CAROLINE M. HAVERKORT AND DAVID LUBELL*
Department of Anthropology, University of Alberta, Edmonton, Canada
In 1930, the remains of five adults, one subadult, and one infant were excavated from Site 12, a ca. 8000 BP Capsian escargotie` re in Algeria. Recently, cutmarks were found on several postcranial bones of each of the adult individuals. In an attempt to reconstruct the burial ircumstances, archival materials including photographs and field notes were retrieved from the State Historical Society of Wisconsin and the Logan Museum at Beloit College, and a detailed study of the cutmarks was carried out.
The cutmarks are associated mostly with long bones and skulls, while two individuals show cutmarks on the thorax. Using theories relating secondary burial practices to a nomadic lifestyle, it is hypothesized that the individuals died away from camp. Initial preparations, while awaiting transport to Site 12, involved limited exposure, followed by decapitation, dismemberment, and possibly defleshing of the thorax and removal of the internal organs. At Site 12, a formal burial ceremony was conducted during which red ochre was used. In some cases the dismembered extremities were placed in the grave with the rest of the body, but several skulls and long bones are missing. It is not known what the missing bones were used for, although Capsian groups are known for modifying human bones for either utilitarian or ritual purposes.
This is the first time that cutmarks on human remains are reported for this area and period. The idea that Capsian people practiced decapitation and dismemberment has been suggested before, based on observations on other sites, however. Studies of human skeletal material from the Maghreb, often excavated decades ago, may therefore reveal similar types of evidence. It is suggested that such studies will contribute significantly to our understanding of Holocene Maghreb burial practices, and our ability to reconstruct social organization and palaeoeconomy.
RESULTS AND DISCUSSION
Table 1 summarizes the findings regarding the cutmarks and deposition anomalies for each of the individuals. A more detailed description of the cutmarks is presented in Table 2 and the general anatomical location of the cutmarks is shown in Figure 6. From this figure it is clear that each individual was treated in a different way, although there is a general tendency for the cutmarks to be concentrated in the cervical

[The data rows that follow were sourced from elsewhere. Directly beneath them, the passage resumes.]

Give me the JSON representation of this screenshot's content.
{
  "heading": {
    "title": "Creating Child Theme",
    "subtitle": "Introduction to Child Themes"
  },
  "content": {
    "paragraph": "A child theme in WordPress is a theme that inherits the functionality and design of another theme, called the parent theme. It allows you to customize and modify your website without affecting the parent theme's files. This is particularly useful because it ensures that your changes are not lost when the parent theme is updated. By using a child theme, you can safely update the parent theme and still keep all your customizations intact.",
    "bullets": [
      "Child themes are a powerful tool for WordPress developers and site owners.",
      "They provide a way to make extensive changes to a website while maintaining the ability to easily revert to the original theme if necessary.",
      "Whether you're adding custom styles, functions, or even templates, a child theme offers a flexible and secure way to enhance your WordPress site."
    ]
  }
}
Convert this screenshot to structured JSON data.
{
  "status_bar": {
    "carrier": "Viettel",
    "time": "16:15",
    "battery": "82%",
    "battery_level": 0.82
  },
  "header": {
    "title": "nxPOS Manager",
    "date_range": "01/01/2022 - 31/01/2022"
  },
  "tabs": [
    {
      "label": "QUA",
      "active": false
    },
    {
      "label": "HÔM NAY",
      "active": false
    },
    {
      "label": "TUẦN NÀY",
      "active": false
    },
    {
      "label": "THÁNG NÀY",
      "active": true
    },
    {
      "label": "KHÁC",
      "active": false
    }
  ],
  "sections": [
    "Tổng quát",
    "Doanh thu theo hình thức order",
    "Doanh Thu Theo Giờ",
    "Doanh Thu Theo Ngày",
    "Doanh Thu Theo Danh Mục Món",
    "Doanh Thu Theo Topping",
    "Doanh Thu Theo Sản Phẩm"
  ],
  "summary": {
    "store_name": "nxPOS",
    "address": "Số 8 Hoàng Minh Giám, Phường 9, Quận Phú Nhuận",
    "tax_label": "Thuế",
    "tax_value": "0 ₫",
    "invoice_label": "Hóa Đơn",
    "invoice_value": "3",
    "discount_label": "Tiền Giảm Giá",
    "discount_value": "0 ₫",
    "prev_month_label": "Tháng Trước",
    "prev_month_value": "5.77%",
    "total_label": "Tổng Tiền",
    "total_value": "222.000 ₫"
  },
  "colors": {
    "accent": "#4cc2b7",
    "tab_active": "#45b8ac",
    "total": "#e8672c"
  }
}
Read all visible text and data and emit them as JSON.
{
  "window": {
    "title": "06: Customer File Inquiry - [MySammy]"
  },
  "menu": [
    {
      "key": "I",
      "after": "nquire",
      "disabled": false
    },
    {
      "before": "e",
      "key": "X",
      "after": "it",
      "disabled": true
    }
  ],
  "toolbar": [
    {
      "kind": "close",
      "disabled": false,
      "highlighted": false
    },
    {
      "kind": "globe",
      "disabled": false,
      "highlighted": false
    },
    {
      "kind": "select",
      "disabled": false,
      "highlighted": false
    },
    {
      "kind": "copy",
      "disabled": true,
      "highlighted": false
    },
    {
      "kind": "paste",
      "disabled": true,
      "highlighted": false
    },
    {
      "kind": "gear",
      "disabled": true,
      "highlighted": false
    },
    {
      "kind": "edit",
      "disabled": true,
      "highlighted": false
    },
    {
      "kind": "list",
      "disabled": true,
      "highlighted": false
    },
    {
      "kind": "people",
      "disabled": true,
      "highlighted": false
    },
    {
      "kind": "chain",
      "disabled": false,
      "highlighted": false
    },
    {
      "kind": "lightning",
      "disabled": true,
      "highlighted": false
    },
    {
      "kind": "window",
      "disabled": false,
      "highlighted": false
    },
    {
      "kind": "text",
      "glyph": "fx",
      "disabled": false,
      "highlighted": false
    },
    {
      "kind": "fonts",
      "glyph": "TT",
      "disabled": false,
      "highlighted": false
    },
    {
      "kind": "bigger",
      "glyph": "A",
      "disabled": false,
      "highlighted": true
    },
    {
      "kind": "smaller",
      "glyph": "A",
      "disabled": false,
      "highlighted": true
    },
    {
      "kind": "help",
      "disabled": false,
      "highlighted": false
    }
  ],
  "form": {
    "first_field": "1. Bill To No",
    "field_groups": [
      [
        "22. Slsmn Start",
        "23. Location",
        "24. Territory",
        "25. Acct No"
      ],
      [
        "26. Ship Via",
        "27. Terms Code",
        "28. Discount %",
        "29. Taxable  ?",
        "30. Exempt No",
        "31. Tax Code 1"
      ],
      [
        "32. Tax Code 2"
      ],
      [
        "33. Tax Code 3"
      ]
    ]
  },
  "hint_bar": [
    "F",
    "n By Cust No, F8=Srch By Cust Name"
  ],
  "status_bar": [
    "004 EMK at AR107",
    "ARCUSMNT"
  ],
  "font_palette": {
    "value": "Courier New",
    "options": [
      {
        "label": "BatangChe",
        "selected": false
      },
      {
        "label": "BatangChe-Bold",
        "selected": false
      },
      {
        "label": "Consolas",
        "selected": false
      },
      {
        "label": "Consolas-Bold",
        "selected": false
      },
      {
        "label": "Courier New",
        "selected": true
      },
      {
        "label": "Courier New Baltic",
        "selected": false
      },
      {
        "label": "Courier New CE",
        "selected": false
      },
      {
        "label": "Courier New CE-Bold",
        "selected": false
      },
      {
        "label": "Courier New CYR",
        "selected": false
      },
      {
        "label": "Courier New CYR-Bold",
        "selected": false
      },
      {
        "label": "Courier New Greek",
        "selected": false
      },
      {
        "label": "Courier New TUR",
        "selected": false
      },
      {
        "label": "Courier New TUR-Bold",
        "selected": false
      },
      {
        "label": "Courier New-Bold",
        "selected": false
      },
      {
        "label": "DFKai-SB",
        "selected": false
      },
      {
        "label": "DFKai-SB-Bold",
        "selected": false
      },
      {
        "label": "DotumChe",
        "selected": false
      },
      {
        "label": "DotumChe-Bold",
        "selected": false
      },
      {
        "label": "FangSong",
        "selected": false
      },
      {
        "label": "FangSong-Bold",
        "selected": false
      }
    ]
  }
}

region and around joints, suggesting decapitation and (partial) dismemberment. In addition, skeletons 3A-6 and 3A-7 show marks in different areas of the thorax. The cutmarks are more fully discussed below. The pattern of missing skeletal elements is also shown in Figure 6, which very strongly suggests intentional removal of skulls and long bones.
The crania from individuals 3A-6 and 3A-7 are missing, while the skulls and mandibles for individuals 3A-1 and 3A-5 were found to the side of the body, indicating that there was a special significance to skulls. Because separation of the skull with the atlas and some limbs is described as generally occurring relatively early during natural disarticulation (Haglund, 1991), the cutmarks associated with exactly these skeletal elements indicate that the skulls and long bones were obtained shortly after death.
The posterior location of the marks on the atlas of 3A-2 and 3A-5 (Figures 7–9), and the anterior location of the marks on the axis of 3A-2 and 3A-6 (Figures 10 and 11) indicate that severing of the muscles and ligaments to separate the skull from the vertebral column was done from both sides by drawing the knife across the tissues repeatedly, leaving several marks on the bone. It is possible that, while the ligaments around these vertebrae were cut, accidental marks were made on the ramus of the mandible. For Site 12, all the cutmarks associated with decapitation have been observed on C1 and C2 and seem to have been made with a sharp tool.
Another ‘bookmarked’ pdf for the files.
Decapitation seems to be a common theme along the Mahgreb and into the levant, with decapitation and decoration of skulls seen in ancient Southern Turkey and Jericho. These cultures also occasionally yanked out the front teeth, a cultural behaviour going back to the Oranian culture. The main reason for this dismemberment seems to have been ‘defleshing ‘ the body so it could be carried back to a burial site at a later date, maybe as some kind of funerary ritual or just for practical purposes. Possibly to flesh was removed to prevent wild animals disturbng the graves. It’s interesting that one skull mentioned had a false tooth in it, apparently inserted post mortem.
The Capsian people were probably the descendants of the first agriculturalist/pastoralists that moved out of the Southern Turkey area, with a more ancient ancestry from the earlier ‘Mechtoid’ people, who seem to have migrated into North Africa from Eurasia about 30,000 years ago. Their skulls are described as generally being ‘proto-Mediteranean’, with gracile bones. They are the ancestors of modern Berbers, whose DNA shows a continuity of about 30,000 years in North Africa.